Stationary biking is a great option for cross training. If weather or time constraints make it difficult to get outside and ride, working on a stationary bike can still give you the benefits of cycling without having to brave the elements. Plus, most gyms have spin classes which are a fun way to get in a good workout while also meeting new people.
Will ditching the run for the spin class still give you results?
Most people are familiar with the benefits of working out regularly. Exercise can improve physical health, mental well-being, and even help to ward off chronic diseases. However, many people don’t realize that the time of day they exercise can also affect their results. Working out at night can actually have a negative impact on training.

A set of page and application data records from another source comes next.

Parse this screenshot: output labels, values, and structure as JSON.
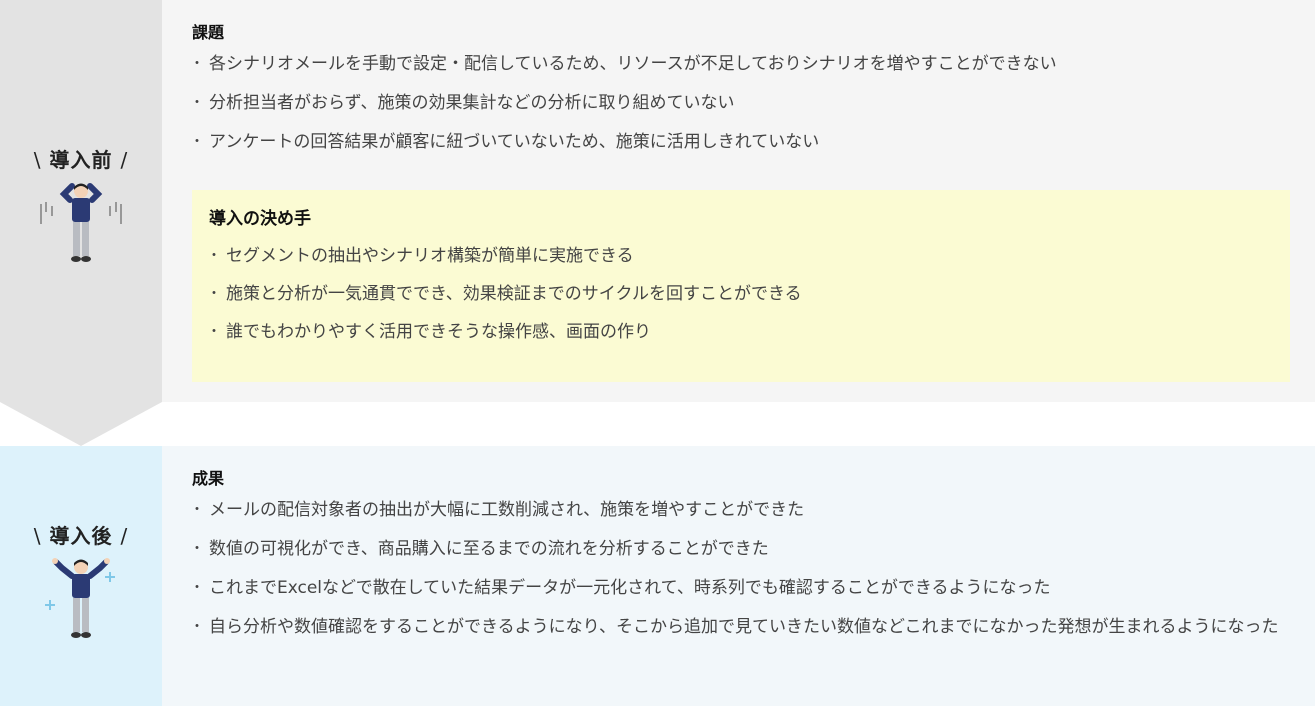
{
  "before": {
    "label": "導入前",
    "slash_left": "\\",
    "slash_right": "/",
    "heading": "課題",
    "items": [
      "各シナリオメールを手動で設定・配信しているため、リソースが不足しておりシナリオを増やすことができない",
      "分析担当者がおらず、施策の効果集計などの分析に取り組めていない",
      "アンケートの回答結果が顧客に紐づいていないため、施策に活用しきれていない"
    ],
    "figure_icon": "worried-person-icon"
  },
  "decision": {
    "heading": "導入の決め手",
    "items": [
      "セグメントの抽出やシナリオ構築が簡単に実施できる",
      "施策と分析が一気通貫ででき、効果検証までのサイクルを回すことができる",
      "誰でもわかりやすく活用できそうな操作感、画面の作り"
    ]
  },
  "after": {
    "label": "導入後",
    "slash_left": "\\",
    "slash_right": "/",
    "heading": "成果",
    "items": [
      "メールの配信対象者の抽出が大幅に工数削減され、施策を増やすことができた",
      "数値の可視化ができ、商品購入に至るまでの流れを分析することができた",
      "これまでExcelなどで散在していた結果データが一元化されて、時系列でも確認することができるようになった",
      "自ら分析や数値確認をすることができるようになり、そこから追加で見ていきたい数値などこれまでになかった発想が生まれるようになった"
    ],
    "figure_icon": "happy-person-icon"
  },
  "colors": {
    "before_bg": "#f5f5f5",
    "before_side": "#e3e3e3",
    "after_bg": "#f2f7fa",
    "after_side": "#ddf2fb",
    "keybox_bg": "#fbfbd3",
    "figure_shirt": "#2b3a74",
    "figure_pants": "#b9bcc2",
    "sparkle": "#7fc8e8"
  }
}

One reason for this is that exercising too close to bedtime can disrupt sleep patterns. This can leave you feeling tired and less motivated to work out the next day. Additionally, working out at night can cause your body temperature to rise, which can make it harder to fall asleep later on. If you’re looking to get the most from your workouts, it’s best to exercise during the daytime hours.
That being said, not all exercises are created equal when it comes to results. Spin classes, for example, might not be the optimal choice for those looking to improve their health. While spin classes can certainly help you burn calories and get your heart rate up, they don’t offer much in terms of strength training or cross training activities (such as HIIT). As such, you might want to consider other types of exercises if your main goal is improving your overall health.
So what’s the bottom line? If you’re trying to decide whether or not ditching the run for a spin class will still give you results, it really depends on what type of results you’re after. If burning calories and getting your heart rate up is your primary goal, then a spin class may be just fine. However, if you’re looking for improved overall health benefits,you might want to consider other forms of exercise instead.
I have found that cycling helps me to build up my cardio and gives me a great workout. It also helps with my recovery after running, and I find that it is a great training tool. However, riding a bike does not help you to run faster.